For the Collider Detector at Fermilab (CDF) group in Ohio State's Department of Physics, this is an exciting time. Not only did Brian Winer and Richard Hughes, both associate professors, lead the effort to design a particle tracker for CDF, but they had the singular joy of seeing the device in action -- and reveling in the results.

Fermilab's Tevatron is the most powerful particle accelerator of the world, and Winer and Hughes worked for five years to design the fastest tracker in the world: a mass of circuits and parallel processors capable of charting the paths of up to 5 trillion particles per second, emanating from 7.5 million proton-antiproton collisions each second.

The device, called the eXtremely Fast Tracker (XFT), kept pace with the accelerator, and it worked perfectly its first time out.
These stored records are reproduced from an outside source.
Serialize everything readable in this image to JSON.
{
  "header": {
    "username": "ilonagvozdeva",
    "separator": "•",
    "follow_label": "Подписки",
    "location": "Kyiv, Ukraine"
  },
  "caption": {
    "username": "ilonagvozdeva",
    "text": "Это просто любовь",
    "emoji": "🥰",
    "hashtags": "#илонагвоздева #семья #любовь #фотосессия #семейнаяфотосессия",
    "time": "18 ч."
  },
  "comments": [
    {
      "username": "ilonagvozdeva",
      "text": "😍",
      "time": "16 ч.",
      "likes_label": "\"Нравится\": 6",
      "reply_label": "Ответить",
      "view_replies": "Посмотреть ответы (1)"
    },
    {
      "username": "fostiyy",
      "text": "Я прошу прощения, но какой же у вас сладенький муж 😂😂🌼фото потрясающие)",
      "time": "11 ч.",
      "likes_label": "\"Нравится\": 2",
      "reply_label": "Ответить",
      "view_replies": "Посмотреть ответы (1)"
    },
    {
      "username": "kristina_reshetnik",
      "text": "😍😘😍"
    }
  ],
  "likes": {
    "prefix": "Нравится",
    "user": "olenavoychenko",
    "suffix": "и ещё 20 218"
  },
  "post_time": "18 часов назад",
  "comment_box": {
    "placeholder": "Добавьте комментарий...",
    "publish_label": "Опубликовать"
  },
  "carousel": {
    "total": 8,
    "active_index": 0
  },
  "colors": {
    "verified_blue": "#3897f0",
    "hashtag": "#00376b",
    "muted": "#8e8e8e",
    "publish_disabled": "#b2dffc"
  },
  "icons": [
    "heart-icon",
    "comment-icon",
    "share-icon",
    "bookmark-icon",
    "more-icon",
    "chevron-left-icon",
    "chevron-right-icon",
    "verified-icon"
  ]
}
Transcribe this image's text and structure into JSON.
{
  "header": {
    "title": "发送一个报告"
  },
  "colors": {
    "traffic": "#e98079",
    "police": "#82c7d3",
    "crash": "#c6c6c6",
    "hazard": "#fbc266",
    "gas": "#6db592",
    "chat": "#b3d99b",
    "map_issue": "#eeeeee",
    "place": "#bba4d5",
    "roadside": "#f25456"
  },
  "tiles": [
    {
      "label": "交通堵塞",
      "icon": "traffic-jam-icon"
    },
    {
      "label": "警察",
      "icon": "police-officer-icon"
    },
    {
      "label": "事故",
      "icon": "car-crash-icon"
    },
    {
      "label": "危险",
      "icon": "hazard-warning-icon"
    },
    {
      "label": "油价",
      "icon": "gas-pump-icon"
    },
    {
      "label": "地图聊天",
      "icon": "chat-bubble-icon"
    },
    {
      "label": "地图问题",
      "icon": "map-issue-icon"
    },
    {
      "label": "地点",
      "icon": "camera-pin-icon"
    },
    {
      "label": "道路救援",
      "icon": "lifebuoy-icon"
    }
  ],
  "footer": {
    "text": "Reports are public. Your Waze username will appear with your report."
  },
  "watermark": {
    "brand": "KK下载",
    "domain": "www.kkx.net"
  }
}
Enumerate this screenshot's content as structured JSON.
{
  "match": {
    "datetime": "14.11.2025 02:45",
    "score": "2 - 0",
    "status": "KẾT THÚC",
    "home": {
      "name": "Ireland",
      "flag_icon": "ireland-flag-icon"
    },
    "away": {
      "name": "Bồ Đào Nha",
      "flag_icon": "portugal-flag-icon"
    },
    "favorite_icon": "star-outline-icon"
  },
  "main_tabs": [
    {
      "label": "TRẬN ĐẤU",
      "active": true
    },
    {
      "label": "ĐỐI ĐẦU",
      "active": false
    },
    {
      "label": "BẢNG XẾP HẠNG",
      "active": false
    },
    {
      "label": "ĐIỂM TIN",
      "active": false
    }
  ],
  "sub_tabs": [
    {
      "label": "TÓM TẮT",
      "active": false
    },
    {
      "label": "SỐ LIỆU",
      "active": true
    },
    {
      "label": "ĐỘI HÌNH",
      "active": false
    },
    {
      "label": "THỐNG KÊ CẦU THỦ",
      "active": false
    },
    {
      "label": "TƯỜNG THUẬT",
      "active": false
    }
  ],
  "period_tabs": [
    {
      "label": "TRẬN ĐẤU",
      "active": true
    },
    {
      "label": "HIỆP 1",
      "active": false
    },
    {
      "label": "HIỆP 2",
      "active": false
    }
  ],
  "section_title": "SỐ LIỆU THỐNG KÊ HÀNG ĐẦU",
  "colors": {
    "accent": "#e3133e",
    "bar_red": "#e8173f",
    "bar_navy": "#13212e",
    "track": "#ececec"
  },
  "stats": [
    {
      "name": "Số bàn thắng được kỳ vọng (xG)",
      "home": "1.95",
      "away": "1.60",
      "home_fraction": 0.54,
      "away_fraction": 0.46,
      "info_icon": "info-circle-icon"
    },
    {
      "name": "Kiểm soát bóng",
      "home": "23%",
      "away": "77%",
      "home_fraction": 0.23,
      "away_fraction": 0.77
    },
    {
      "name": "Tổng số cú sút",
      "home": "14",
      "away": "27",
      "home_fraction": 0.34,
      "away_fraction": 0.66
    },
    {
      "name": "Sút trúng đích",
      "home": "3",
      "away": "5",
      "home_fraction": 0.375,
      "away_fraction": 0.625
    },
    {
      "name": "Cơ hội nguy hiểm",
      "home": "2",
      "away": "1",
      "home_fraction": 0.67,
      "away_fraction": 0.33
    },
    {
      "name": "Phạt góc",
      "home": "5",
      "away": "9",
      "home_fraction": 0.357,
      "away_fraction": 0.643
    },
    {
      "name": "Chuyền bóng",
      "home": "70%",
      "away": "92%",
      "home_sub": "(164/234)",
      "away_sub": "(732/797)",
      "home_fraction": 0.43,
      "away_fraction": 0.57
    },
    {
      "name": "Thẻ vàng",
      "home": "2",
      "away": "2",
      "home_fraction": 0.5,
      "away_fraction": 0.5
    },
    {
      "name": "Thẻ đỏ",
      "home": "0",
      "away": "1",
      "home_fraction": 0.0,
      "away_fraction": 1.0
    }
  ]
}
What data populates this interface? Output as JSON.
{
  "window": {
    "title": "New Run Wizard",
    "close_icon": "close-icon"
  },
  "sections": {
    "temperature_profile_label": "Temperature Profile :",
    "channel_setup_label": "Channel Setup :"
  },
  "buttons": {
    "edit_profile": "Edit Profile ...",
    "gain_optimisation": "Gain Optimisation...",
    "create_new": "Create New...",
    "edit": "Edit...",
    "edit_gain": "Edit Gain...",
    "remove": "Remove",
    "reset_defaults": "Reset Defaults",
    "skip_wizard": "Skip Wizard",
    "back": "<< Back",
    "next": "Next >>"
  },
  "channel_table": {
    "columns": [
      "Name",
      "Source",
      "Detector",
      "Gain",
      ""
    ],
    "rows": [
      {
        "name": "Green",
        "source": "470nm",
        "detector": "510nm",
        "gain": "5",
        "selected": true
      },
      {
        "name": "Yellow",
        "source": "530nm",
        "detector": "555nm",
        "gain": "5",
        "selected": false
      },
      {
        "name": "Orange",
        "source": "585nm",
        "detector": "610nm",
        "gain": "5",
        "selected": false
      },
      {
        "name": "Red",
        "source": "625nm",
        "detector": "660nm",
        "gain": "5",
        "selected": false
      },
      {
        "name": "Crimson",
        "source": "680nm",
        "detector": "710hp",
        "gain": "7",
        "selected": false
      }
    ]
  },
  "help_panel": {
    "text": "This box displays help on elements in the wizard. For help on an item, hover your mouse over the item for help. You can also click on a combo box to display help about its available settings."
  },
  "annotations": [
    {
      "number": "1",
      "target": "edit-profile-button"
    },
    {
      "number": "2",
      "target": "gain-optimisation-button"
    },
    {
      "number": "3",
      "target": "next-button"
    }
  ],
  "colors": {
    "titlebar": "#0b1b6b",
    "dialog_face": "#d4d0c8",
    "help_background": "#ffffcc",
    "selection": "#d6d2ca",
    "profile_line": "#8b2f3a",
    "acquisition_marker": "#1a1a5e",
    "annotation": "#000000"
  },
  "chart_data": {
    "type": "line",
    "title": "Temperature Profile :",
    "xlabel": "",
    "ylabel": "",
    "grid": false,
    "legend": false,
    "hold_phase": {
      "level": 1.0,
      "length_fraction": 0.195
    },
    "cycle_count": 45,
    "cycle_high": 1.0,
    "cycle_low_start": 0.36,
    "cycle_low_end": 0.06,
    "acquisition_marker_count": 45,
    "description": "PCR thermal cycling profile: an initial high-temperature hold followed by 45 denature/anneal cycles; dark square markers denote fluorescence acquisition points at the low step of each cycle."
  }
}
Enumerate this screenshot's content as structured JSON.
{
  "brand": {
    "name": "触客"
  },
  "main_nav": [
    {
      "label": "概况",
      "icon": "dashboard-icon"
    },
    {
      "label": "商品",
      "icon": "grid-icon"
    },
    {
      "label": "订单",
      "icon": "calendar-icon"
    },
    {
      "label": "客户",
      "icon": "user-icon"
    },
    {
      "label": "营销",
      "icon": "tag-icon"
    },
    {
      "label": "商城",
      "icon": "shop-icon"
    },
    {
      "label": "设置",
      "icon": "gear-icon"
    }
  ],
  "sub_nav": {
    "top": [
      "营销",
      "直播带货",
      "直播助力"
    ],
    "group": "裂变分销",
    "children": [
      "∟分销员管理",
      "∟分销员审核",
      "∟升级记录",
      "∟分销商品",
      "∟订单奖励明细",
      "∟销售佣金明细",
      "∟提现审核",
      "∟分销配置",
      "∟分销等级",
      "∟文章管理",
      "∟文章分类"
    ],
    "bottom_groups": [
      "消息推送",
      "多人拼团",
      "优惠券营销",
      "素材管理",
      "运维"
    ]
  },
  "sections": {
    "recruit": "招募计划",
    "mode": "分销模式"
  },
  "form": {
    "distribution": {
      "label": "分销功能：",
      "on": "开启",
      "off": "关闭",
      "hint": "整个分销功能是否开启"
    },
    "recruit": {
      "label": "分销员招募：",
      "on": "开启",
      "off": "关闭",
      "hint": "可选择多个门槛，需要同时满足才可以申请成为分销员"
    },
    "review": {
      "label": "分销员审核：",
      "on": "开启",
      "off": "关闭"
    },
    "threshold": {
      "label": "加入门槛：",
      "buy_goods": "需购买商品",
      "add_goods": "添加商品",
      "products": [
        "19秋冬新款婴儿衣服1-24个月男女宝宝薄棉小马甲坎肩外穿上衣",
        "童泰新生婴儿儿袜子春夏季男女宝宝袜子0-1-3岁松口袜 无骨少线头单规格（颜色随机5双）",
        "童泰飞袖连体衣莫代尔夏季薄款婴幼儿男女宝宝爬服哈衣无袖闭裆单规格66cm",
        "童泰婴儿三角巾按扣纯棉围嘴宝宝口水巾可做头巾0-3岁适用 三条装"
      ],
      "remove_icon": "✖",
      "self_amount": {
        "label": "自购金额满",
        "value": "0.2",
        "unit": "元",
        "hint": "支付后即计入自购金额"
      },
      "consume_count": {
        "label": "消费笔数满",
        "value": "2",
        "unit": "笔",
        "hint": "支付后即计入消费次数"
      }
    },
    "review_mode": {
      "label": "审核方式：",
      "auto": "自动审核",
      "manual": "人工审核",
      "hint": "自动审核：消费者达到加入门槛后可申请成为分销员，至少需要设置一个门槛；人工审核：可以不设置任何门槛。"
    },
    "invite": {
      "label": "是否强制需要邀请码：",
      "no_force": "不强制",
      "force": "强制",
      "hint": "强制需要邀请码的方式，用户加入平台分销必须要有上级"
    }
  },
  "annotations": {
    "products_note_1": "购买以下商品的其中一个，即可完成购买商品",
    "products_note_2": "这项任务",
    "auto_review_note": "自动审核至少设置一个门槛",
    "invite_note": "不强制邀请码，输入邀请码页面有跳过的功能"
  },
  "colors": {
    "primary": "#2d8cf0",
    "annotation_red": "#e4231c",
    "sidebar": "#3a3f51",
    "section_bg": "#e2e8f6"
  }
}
Its initial results matched the computer simulations that Winer and Hughes ran during its development. Now the physicists are busy analyzing data from Fermilab's Collider Run II, which started in March of 2001, and is expected to continue through 2007.

The XFT is the first and most powerful in a series of tracking devices that sort the data emerging from the collider. When a collision occurs that may be of interest to physicists -- for instance, the creation of the theoretical Higgs boson -- the XFT pulls that data from the stream, and passes it long to other devices for more analysis.

"We're dealing with a huge amount of data," said Winer. "From the trillions of collisions that will take place over the next five years, we may only generate 50 events that will help us find the Higgs boson. We have to make sure we can find those key events and save them to tape."

"Because the collisions happen so fast, we had to design the XFT to attain a balance between gathering enough information, and doing it very quickly," Hughes added.





Search
search PEOPLE search COURSES search SITE


191 W. Woodruff Ave, Columbus Ohio 43210  tel:614.292.5713  fax:614.292.7557